▶ **Instructions to follow**: When you write out the listing below, keep each word exactly as it stands and drop the pictures.

[Records supplied — start]

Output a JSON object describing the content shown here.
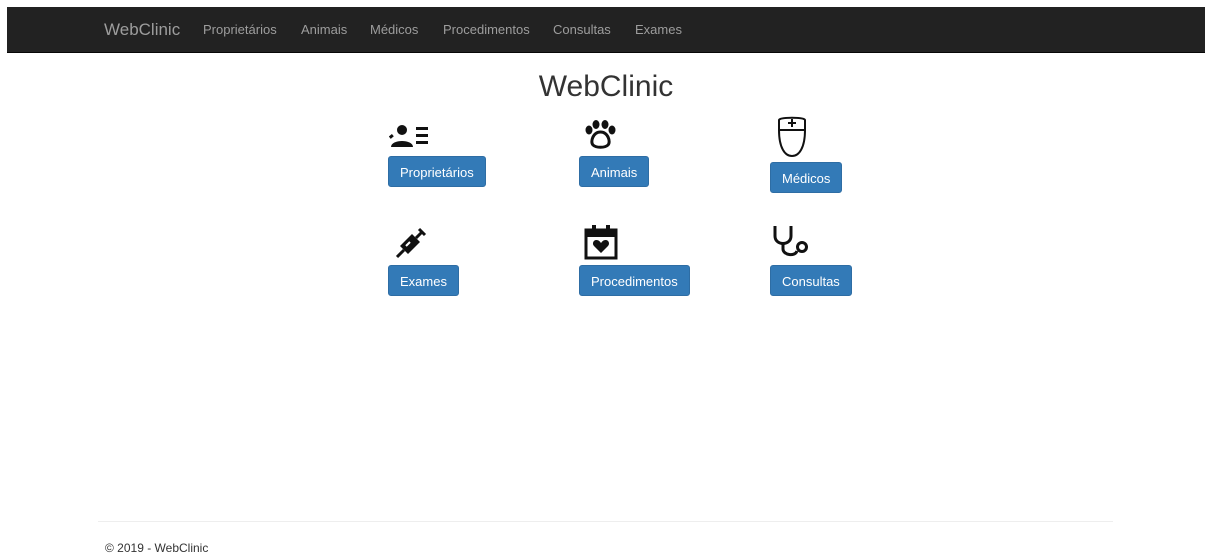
{
  "navbar": {
    "brand": "WebClinic",
    "items": [
      "Proprietários",
      "Animais",
      "Médicos",
      "Procedimentos",
      "Consultas",
      "Exames"
    ]
  },
  "main": {
    "title": "WebClinic",
    "tiles": [
      {
        "label": "Proprietários",
        "icon": "owners-list-icon"
      },
      {
        "label": "Animais",
        "icon": "paw-icon"
      },
      {
        "label": "Médicos",
        "icon": "doctor-icon"
      },
      {
        "label": "Exames",
        "icon": "syringe-icon"
      },
      {
        "label": "Procedimentos",
        "icon": "calendar-heart-icon"
      },
      {
        "label": "Consultas",
        "icon": "stethoscope-icon"
      }
    ]
  },
  "footer": {
    "text": "© 2019 - WebClinic"
  },
  "colors": {
    "navbar_bg": "#222222",
    "nav_text": "#9d9d9d",
    "button_bg": "#337ab7",
    "button_border": "#2e6da4"
  }
}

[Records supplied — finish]

▶ **Reply to the exercise**:
Output a JSON object describing the content shown here.
{
  "navbar": {
    "brand": "WebClinic",
    "items": [
      "Proprietários",
      "Animais",
      "Médicos",
      "Procedimentos",
      "Consultas",
      "Exames"
    ]
  },
  "main": {
    "title": "WebClinic",
    "tiles": [
      {
        "label": "Proprietários",
        "icon": "owners-list-icon"
      },
      {
        "label": "Animais",
        "icon": "paw-icon"
      },
      {
        "label": "Médicos",
        "icon": "doctor-icon"
      },
      {
        "label": "Exames",
        "icon": "syringe-icon"
      },
      {
        "label": "Procedimentos",
        "icon": "calendar-heart-icon"
      },
      {
        "label": "Consultas",
        "icon": "stethoscope-icon"
      }
    ]
  },
  "footer": {
    "text": "© 2019 - WebClinic"
  },
  "colors": {
    "navbar_bg": "#222222",
    "nav_text": "#9d9d9d",
    "button_bg": "#337ab7",
    "button_border": "#2e6da4"
  }
}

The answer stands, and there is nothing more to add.